Saturday morning cartoons have rarely been “good” exactly, but they were especially miserable in the 1980s, as animation companies like Hanna-Barbera and Ruby-Spears pumped out an obscene amount of shows designed expressly to promote toy lines, create ancillary revenue streams for existing franchises, and exploit trends in popular culture. Prime examples of each appear on the two-disc, five-hour Saturday Morning Cartoons 1980s DVD set, and though the shows themselves are often excruciating to watch (with a couple of key exceptions), the set’s a useful cultural artifact, archiving some of the worst of a terrible era.
For the worst of the worst, head straight to The Biskitts and Monchhichis, two post-Smurfs sensations about mini-societies of adorable furballs. There’s a touch of Robin Hood to The Biskitts, as cute lil’ canines pester an evil king, while Monchhichis concerns a magical world where fuzzy tree-dwellers stave off attacks by The Grumplins. The two shows range from the inane (as evidenced by Biskitts dialogue like “you really saved our tails”) to the cloying (as evidenced by a Monchhichis plot that has the little monkey-things trying to retrieve the “Tickle Crystal” that runs their “HappyWorks”), but they do effectively sum up what a large chunk of children’s entertainment was like in the ’80s. Equally on-point and almost as awful: The Flintstone Kids, part of an insidious ’80s trend toward infantilizing existing franchises by making well-known characters freakishly small. The jokes here are lamer and the animation cruddier than the original Flintstones; the show’s lone saving grace is that it lacks a laugh track.

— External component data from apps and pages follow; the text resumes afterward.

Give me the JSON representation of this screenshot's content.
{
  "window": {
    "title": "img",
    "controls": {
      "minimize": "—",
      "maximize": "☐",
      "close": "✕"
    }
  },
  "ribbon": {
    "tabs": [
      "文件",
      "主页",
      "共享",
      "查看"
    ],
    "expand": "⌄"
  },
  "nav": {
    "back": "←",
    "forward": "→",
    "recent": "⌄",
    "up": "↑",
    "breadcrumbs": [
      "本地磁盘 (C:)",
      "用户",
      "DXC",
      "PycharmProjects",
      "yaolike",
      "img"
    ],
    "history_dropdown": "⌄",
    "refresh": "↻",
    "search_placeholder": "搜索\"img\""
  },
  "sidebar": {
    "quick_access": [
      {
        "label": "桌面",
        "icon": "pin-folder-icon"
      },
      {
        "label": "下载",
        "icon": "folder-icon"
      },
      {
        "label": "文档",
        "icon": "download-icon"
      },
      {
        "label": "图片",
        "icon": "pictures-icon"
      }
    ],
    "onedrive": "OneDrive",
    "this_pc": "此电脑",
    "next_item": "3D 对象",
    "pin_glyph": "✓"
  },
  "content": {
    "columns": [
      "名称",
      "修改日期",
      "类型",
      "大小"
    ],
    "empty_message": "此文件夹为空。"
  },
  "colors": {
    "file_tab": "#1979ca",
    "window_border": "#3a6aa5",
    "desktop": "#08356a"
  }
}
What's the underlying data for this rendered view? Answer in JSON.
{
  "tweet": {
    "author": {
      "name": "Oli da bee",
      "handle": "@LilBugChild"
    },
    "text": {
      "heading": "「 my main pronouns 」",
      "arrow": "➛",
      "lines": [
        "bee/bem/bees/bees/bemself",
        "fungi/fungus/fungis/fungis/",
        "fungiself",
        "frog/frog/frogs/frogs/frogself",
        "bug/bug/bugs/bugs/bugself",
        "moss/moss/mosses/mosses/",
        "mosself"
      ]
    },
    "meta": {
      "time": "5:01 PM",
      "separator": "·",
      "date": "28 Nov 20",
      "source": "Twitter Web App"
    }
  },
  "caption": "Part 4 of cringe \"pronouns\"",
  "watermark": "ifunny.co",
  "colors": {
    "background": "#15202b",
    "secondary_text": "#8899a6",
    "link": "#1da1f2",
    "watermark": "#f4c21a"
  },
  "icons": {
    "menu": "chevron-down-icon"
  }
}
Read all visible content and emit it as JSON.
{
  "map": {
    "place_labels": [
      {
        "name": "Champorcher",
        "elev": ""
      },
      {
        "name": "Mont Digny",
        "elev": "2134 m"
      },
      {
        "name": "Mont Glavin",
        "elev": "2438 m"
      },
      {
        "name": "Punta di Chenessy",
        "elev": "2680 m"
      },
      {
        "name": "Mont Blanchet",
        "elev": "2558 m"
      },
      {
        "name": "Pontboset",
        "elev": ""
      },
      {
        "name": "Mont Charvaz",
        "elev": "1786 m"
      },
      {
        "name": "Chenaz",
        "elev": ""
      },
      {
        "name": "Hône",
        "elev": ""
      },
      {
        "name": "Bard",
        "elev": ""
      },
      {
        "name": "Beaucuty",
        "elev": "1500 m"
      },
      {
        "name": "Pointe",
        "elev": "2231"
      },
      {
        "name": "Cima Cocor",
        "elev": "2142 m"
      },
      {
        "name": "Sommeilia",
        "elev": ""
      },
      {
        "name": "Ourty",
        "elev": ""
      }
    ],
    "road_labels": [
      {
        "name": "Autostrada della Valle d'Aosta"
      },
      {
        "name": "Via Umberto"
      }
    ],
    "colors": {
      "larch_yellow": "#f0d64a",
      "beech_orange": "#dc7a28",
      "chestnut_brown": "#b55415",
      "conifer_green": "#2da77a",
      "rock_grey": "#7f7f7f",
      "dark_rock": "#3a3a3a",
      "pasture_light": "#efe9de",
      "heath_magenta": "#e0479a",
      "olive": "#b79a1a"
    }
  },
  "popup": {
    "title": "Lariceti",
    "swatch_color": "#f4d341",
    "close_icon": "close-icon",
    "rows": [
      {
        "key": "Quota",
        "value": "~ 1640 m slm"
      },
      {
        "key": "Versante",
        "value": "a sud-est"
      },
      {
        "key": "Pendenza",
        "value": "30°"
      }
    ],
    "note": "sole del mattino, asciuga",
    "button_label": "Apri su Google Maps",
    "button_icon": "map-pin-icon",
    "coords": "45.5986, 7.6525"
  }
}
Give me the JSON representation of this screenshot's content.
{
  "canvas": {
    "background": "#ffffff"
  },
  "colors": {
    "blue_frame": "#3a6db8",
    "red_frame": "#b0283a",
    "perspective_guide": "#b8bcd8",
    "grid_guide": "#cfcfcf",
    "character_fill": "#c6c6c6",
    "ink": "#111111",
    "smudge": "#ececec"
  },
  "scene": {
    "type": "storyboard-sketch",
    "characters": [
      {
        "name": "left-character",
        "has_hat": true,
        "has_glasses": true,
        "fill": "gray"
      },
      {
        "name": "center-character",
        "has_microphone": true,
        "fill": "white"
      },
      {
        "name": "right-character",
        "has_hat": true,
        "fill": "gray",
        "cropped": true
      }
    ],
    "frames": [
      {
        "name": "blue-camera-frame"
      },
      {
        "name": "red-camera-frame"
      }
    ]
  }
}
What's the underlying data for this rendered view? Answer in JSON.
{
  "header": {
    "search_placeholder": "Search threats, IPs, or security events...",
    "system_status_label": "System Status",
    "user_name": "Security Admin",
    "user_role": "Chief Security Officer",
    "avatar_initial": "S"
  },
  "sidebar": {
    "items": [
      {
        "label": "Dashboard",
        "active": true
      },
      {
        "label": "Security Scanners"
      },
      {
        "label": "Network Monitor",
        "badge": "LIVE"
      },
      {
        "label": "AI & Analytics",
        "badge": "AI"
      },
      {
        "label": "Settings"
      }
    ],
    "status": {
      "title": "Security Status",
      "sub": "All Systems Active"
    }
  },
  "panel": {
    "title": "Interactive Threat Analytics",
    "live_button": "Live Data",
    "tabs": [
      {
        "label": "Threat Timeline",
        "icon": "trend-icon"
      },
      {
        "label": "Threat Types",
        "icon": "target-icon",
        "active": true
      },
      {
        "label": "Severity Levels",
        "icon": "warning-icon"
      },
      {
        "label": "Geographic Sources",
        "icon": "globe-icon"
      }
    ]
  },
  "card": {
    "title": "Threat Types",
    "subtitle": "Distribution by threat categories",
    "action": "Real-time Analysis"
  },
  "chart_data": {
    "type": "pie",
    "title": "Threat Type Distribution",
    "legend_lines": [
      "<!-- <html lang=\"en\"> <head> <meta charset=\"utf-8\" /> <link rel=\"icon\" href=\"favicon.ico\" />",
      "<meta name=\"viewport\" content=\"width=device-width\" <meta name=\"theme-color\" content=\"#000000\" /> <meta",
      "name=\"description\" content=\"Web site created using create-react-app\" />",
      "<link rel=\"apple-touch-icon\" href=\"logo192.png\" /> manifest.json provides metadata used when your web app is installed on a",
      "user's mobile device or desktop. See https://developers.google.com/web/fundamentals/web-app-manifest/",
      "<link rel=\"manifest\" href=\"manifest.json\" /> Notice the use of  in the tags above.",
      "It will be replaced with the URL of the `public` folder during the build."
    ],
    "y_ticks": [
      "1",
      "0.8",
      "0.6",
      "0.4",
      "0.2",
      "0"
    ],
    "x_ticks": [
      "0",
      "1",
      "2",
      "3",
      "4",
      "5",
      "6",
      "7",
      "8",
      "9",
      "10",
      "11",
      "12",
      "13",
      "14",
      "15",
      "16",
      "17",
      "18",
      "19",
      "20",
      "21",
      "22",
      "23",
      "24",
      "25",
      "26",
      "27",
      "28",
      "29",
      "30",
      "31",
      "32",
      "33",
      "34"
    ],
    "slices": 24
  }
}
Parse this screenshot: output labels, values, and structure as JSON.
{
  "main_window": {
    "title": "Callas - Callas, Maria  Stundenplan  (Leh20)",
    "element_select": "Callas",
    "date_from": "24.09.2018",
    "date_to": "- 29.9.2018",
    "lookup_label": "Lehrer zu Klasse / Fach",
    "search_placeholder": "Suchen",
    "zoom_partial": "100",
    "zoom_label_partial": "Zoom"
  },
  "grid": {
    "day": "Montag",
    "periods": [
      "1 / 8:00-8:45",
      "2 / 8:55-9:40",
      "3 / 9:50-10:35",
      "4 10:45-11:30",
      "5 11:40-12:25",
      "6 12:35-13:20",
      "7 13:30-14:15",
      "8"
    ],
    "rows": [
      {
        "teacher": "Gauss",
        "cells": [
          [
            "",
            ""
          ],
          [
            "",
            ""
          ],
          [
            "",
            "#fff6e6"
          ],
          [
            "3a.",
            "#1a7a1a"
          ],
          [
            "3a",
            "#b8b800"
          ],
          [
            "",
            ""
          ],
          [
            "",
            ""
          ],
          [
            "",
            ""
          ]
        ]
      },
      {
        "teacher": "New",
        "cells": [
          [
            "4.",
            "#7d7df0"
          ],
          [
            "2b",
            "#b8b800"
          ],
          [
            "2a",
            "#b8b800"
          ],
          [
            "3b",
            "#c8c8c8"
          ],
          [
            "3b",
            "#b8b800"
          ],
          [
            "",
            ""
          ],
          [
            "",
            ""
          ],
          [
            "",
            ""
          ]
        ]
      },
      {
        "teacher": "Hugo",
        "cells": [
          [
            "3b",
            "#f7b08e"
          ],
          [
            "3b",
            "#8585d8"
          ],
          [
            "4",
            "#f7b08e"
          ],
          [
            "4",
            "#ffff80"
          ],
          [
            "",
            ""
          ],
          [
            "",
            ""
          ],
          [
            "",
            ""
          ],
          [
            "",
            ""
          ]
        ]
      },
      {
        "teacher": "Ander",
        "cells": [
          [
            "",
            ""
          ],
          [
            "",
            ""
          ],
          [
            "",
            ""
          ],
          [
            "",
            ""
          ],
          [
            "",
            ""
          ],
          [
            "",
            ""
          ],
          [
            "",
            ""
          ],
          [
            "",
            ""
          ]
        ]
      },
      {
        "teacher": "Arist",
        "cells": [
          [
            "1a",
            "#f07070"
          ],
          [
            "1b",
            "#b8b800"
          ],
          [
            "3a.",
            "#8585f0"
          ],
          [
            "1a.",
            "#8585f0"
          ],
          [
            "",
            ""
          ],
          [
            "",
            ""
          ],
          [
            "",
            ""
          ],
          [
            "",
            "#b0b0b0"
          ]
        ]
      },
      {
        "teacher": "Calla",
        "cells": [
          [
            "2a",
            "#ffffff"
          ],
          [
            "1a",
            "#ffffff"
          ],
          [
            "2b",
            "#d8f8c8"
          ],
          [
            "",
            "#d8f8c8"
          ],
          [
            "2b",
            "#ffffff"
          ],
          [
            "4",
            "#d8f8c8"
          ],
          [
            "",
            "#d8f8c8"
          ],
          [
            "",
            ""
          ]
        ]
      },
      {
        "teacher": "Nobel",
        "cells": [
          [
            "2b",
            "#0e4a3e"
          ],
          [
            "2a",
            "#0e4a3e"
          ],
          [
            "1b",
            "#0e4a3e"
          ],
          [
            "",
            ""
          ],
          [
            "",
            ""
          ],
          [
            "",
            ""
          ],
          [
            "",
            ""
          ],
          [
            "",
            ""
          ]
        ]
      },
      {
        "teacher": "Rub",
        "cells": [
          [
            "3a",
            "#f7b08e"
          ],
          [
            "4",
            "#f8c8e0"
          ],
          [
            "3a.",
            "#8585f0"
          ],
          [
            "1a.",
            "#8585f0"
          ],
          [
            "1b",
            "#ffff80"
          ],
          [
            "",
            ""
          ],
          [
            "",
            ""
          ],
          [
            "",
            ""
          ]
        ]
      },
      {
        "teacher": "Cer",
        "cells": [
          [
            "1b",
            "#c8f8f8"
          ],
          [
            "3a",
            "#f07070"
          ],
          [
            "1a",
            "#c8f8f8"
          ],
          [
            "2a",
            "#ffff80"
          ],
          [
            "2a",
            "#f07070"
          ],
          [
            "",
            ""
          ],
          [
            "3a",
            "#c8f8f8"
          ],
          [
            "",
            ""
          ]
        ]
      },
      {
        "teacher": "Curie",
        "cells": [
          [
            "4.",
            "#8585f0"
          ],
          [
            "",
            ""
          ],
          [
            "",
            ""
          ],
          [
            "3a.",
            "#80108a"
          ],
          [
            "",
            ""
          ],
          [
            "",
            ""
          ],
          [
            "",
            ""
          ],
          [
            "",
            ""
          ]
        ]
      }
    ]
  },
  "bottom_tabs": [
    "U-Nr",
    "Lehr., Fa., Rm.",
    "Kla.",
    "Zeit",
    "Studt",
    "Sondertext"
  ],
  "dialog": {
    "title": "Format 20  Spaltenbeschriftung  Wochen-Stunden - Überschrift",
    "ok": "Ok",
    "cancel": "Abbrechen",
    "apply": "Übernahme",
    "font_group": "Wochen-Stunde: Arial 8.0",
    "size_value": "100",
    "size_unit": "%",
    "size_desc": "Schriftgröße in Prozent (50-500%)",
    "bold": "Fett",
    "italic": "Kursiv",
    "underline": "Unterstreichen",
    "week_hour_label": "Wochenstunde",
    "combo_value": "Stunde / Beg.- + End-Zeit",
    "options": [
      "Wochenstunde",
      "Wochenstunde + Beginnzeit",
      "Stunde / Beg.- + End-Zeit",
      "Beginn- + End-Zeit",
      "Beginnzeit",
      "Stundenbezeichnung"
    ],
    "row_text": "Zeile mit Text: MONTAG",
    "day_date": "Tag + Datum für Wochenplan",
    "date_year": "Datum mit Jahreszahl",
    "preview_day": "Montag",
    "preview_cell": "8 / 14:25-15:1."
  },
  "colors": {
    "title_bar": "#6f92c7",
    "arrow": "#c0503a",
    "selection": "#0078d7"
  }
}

The set’s samples of early ’80s sword-and-sorcery come off much better. The pre-He-Man Thundarr The Barbarian—which featured behind-the-scenes talents of Jack Kirby, Alex Toth, Steve Gerber, and other comics heavyweights—looks too stiff, but its post-apocalyptic premise smartly combines elements of Conan, Kamandi, and Star Wars, making it a good sampler of the era’s geek-culture. Galtar And The Golden Lance (technically a Sunday afternoon cartoon, part of the syndicated Funtastic World Of Hanna-Barbera package) offers more conventional fantasy storytelling, but is at least visually imaginative. Then there’s Dragon’s Lair, which has the dubious distinction of sporting animation worse than the videogame on which it’s based. Dragon’s Lair takes a lighter approach than its fantasy-toon contemporaries, and makes some amusing attempts to reflect its source material, by ending each act-break by asking the audience to decide what the hero should do next.
Continuing in the “extending the brand” vein, Saturday Morning Cartoons 1980s contains one episode each of Mister T and the syndicated miniseries Chuck Norris: Karate Kommandos, both of which place iconic action heroes at the head of a team of a team of young adventurers. Mister T has the edge in kitsch value here, if only because of its mohawked dog and “Listen up, kids!” life lessons. Neither show though is as endearingly nuts as Goldie Gold And Action Jack, a free-associating mix of Matt Houston and Richie Rich that recounts the adventures an obscenely wealthy blonde bombshell and the investigative reporter she employs. From the jumbo jet with a domed swimming pool to plots that have Goldie Gold escaping Incan warriors by hopping in her space shuttle and flying to her satellite mansion, GG&AJ is just about crazy enough to merit a full-season DVD release.
And then there are the intentionally “wacky” shows, represented here by Kwicky Koala and The Completely Mental Misadventures Of Ed Grimley. The former is one of legendary animator Tex Avery’s final projects: a Droopy rip-off that demonstrates—depressingly—how hard it is to make Avery’s loose-limbed gags work in limited animation. The latter, however, is a minor gem, taking Martin Short’s manic SCTV/SNL character and running him through a string of bizarre, often tongue-in-cheek slapstick scenarios, with frequent breaks for messages from live-action horror-host Count Floyd and educational scientists The Amazing Gustav Brothers. The problem with most of the cartoons on this set is that they ignore the limitations of their form, trying to do full-scale comedy or full-scale adventure in spite of the static images and dim color of early ’80s TV animation. Ed Grimley, in keeping with Short’s career-long fascination with showbiz phoniness, uses what it has, going self-consciously corny with its gags and letting language and voices carry the comedy. It embraces the silliness.
Key features: A borderline-pretentious 18-minute look back on the creation and legacy of Thundarr.